How to complete this task
Below are the records; copy each line in which "icon" can be found.

Data items

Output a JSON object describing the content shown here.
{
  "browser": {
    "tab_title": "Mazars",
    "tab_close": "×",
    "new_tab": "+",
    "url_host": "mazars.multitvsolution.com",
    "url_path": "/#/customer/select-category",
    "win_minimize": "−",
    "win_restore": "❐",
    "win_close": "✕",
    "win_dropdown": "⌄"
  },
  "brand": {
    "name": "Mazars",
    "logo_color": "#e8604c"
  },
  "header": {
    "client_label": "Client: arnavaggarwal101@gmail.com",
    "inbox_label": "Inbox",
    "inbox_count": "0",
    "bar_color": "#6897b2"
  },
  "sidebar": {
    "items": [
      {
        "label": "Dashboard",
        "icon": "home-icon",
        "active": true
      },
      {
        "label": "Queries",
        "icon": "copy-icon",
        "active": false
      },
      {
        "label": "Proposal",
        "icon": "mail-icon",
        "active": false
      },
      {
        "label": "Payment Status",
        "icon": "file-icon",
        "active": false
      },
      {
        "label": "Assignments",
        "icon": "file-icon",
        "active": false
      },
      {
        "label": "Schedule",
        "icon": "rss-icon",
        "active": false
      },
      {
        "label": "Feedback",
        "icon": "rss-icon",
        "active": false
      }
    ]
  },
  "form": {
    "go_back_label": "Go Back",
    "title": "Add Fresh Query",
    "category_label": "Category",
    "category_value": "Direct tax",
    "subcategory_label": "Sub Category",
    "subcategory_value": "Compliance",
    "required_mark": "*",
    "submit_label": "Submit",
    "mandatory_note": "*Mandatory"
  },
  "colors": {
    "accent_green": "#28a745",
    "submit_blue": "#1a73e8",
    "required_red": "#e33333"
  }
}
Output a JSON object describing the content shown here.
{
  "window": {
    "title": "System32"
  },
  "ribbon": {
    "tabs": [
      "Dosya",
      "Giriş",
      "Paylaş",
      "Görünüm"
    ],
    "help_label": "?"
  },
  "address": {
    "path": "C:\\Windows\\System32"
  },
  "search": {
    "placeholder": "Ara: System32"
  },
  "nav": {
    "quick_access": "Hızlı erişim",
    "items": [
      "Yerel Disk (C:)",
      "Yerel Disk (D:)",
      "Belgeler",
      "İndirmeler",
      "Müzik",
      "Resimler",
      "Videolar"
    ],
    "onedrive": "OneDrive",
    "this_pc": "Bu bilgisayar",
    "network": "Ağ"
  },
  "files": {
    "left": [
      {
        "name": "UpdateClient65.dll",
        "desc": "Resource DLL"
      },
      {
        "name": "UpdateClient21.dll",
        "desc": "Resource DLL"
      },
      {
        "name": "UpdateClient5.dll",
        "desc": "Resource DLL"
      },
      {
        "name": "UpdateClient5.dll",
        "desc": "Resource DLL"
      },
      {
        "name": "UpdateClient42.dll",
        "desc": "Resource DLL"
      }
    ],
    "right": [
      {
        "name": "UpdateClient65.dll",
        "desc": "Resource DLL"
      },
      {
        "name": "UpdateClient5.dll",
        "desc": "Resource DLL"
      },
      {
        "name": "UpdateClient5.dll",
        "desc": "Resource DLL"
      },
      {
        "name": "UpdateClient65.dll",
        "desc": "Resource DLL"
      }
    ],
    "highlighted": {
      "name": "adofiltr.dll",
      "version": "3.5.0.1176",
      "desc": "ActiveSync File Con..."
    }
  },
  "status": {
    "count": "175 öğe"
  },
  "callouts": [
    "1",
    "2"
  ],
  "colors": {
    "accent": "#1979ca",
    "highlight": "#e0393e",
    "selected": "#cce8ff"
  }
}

Expected output
        "icon": "home-icon",
        "icon": "copy-icon",
        "icon": "mail-icon",
        "icon": "file-icon",
        "icon": "file-icon",
        "icon": "rss-icon",
        "icon": "rss-icon",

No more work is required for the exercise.